Relativism Michael Lacewing
Descriptive relativism Moral codes differ from one society to the next: –Some believe slavery is permissible, some don’t. –Some enforce female circumcision, some don’t –Some hold that everyone should be treated as equals, some don’t This is a factual claim.
Normative relativism Aka metaethical relativism, cultural relativism There is no objective moral standard independent of what societies endorse. There is no objective moral truth for all people at all times. So we can’t say that a society’s moral value or practice is objectively right/wrong.
Normative relativism ‘Morally right’ = ‘right according to (some) society’s moral code’ We can’t use the standards of one society (e.g. ours) to judge another society’s morality.
Normative relativism Descriptive relativism doesn’t imply normative relativism. –Disagreement is not enough to abandon truth –Societies could make mistakes. Relativism is a kind of social non- cognitivism. But for individuals within society, there is a right answer – relativism is not subjectivism.
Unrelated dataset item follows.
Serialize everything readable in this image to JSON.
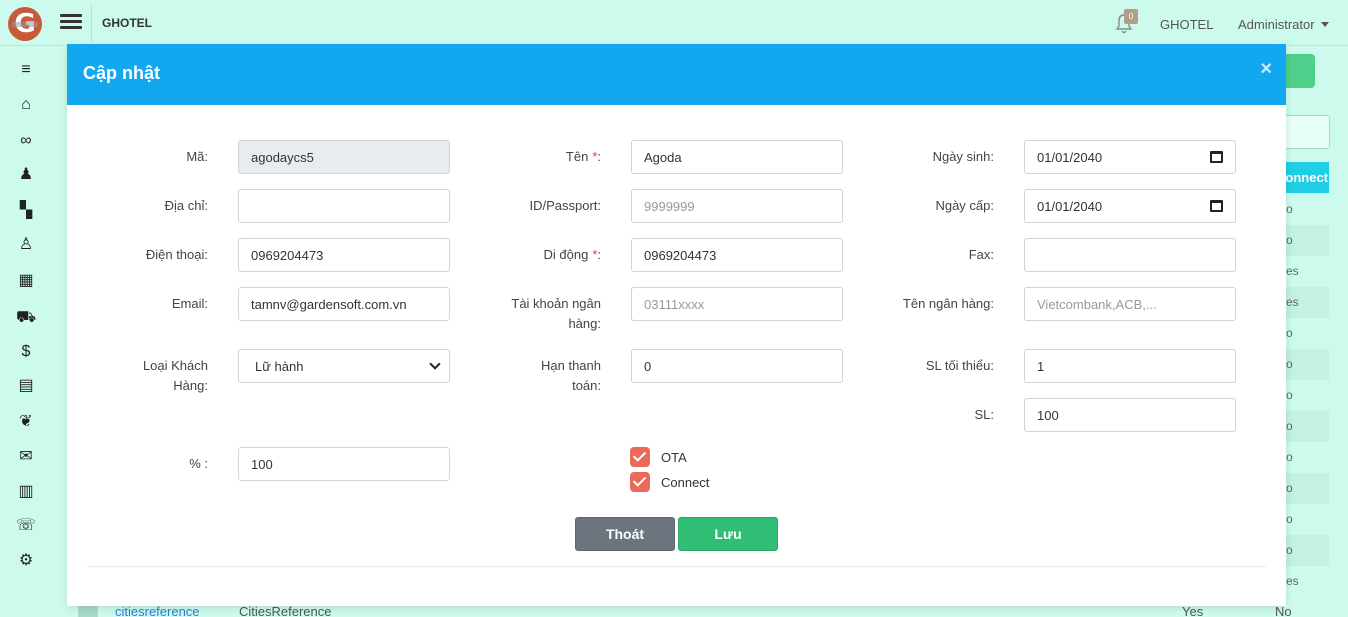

Moral judgements as social conventions Societies are not trying to get at the ‘ethical truth’; instead ethical values and practices are part of a way of living. –Each makes moral claims that are ‘true for them’. Scientific truth v. ethical truth: –Science: discovers how the one, physical world is –Ethics: what would explain ethical ‘mistakes’ or getting the correct answer? There are many social worlds with different conventions, not one world which guides us towards agreement.
Relativism and human nature Different societies share many general principles and virtues –E.g. prohibitions on killing, lying, theft –Endorse care of the weak and courage Different ethical practices reflect different conditions, not different principles Aristotle: we all aim to achieve the best life –We all live in some society, and will need similar virtues for this –Some societies endorse traits that don’t help people flourish
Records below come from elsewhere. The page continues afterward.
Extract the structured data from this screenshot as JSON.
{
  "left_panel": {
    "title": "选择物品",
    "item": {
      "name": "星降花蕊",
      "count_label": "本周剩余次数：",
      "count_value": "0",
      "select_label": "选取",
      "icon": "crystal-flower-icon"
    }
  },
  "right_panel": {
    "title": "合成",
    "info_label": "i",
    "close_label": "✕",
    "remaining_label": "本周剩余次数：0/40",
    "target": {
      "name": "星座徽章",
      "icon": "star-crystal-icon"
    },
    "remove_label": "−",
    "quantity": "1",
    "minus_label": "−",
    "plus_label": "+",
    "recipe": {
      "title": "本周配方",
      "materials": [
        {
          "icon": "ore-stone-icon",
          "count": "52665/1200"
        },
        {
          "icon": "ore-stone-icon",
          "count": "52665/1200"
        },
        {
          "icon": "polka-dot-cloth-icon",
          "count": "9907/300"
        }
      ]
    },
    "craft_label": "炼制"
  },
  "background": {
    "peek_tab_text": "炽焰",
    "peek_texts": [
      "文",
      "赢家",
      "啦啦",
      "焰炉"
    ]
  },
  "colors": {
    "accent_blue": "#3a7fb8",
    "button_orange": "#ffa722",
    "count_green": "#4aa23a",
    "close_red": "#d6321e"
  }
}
Relativism and human nature Reply: There is no one ‘best’ life for people – the idea is culturally relative. Not all societies believe everyone is equal, so don’t agree that everyone should be assisted to achieve the best life.
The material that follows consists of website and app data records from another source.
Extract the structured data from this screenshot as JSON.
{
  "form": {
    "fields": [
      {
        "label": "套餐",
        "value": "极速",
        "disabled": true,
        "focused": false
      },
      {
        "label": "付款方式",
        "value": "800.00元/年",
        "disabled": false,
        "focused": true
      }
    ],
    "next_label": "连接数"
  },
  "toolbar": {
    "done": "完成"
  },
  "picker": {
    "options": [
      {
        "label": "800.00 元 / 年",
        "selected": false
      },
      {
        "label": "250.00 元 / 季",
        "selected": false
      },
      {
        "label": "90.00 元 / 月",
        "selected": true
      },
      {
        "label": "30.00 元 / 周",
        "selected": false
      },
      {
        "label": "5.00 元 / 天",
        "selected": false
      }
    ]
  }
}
Judging abhorrent practices Does relativism entail that ‘anything goes’? It seems to imply tolerance. But this has limits – should we tolerate everything? –How can we continue to hold our own moral beliefs? Does morality become a matter of taste? Does it lack authority? Reply: morality is social – we can still judge individuals by their social codes.
Tolerance Relativism does not imply tolerance: Tolerance is a virtue: –‘You ought to be tolerant’ – what if my society’s moral code recommends intolerance? If I disagree with you over morality, I will also try to persuade (not force) people of my views –Morality is important; we find it impossible to restrict.
Moral progress Can society progress? –It can change, but if there is no independent objective standard, how is this change an ‘improvement’? Reply: there can be objective improvements in rationality –Discovering new facts (slaves don’t have lower IQs) –Becoming more consistent (applying principles more broadly) –Becoming more coherent (resolving tensions between principles)
Moral progress To make a change is to make an improvement, if the new code approves of the change Of course, this is relative to the new point of view –But this is just the old problem of moral disagreement